Letter from G. P. A. HEALY to GEORGE PERKINS MARSH, dated January 5, 1853.

Primary tabs

Page: of 4
Download: PDF (9.23 MiB)
Boston January 5 1853.2. Franklin Place.

Page 1

My dear Marsh

Myself & wife have laughed till the tears ran down our cheeks at the idea of the auto de Fe you proposed in your last most amusing letter, we think our little Mary would say, could she hear of it, Mr. Marsh is a wicked man, & I have no doubt that some dread of the sort must have been communicated by a mysterious agency to the people here, as since I wrote you, the city has voted twenty five hundred dollars toward the purchase of the Webster picture, & the citizens have subscribed the same sum, should it even stop there, I shall be able to pay my debt in Paris, & as I am fully employed making copies from the head of the great man (whose death has caused

Page 2

more sensation than any since that of Washington) besides other commissions, I hope to return to Versailles in May, & as soon after as possible I will make arrangements to join you. Mrs. Healy cannot be persuaded to leave the darling children again, but she tells me she will give me six months leave of absence in that time Mr. John A. Lowell, (with whom I had a most interesting conversation) thinks I can Italy, Germany Spain & the East!

I have just finished a portrait of General Pierce for the Dem. [All?]. at Washington, & am now painting one for his wife, he is a most unaffected agreeable man, so much so, that my wife cannot believe he is a real Democrat, at which he is much amused; during the sittings we talked of the ministers abroad, & you may be sure you were not forgotten. I hope you will remain, & I have no doubt you will, as long as he can keep off

Page 3

those who are besieging him for office, he thinks very highly of your Excellency.

I am painting Hawthorne who is as timid as a young maiden but a very pleasant person with a fine head, this, & a head of Webster are for the White house, ordered by General Pierce -- Apropos to my age, an old lady the other day, having misunderstood me respecting the time since I was in Italy, & my age when I was there, came to the conclusion that I must now be sixty five, & said she would'nt have given you more than fifty! which has given Mrs. Healy the right of calling me her old man; but I flatter myself that I shall not be forty until next July!

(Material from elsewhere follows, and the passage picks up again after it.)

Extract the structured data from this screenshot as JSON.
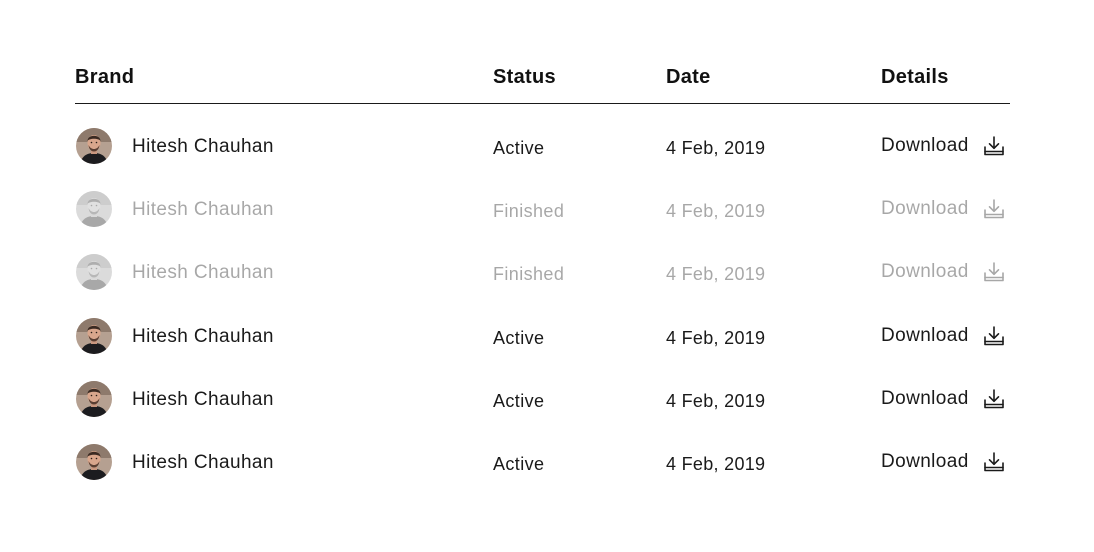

The Wheatons are living very comfortably at Cambridge, & since the death of Robert, Abby has exerted herself in a manner we thought her incapable of, & is fully occupied in teaching the modern languages.

Page 4

Martha & her Mother are in bad health. Give our kindest love to Mrs Marsh & tell her I hope to find her looking like her own dear self! Also a thousand kind things to yourself & Miss. Paine & believe

Ever Sincerely yours Healy

References in this letter:

John Amory Lowell (1799-1836) was a Boston philanthropist and founder of the Lowell Institute.

Franklin Pierce (1804-69), the 14th President of the United States, held the office from 1853 to 1857. His cabinet was an attempt to smooth over splits within the Democratic Party and included William L. Marcy, Stephen A. Douglas, and James Buchanan as well as Jefferson Davis and Caleb Cushing, a northerner sympathetic to slave holders. He failed to win renomination and was succeeded by Buchanan.

President Pierce awarded Nathaniel Hawthorne (1804-1864), the American novelist, a consulship at Liverpool, England.

Henry Wheaton (1785-1848) was an American jurist and diplomat. His great work is Elements of International Law(1836).

The American portrait painter, George Peter Alexander Healy (1813-1894), was one of the most popular artists of his time. He is known for his paintings of presidents, statesman, and members of Society on both sides of the Atlantic. A native of Boston, he studied in France under Antoine-Jean Gros and established a studio in Paris. In 1840, the U.S. Minister to France, General Lewis Cass, introduced Healy to King Louis Phillippe, and his reputation was established in Europe. In all, Healy made thirty trans-Atlantic trips but settled in Chicago at the behest of a wealthy Illinois businessman, William Butler Ogden.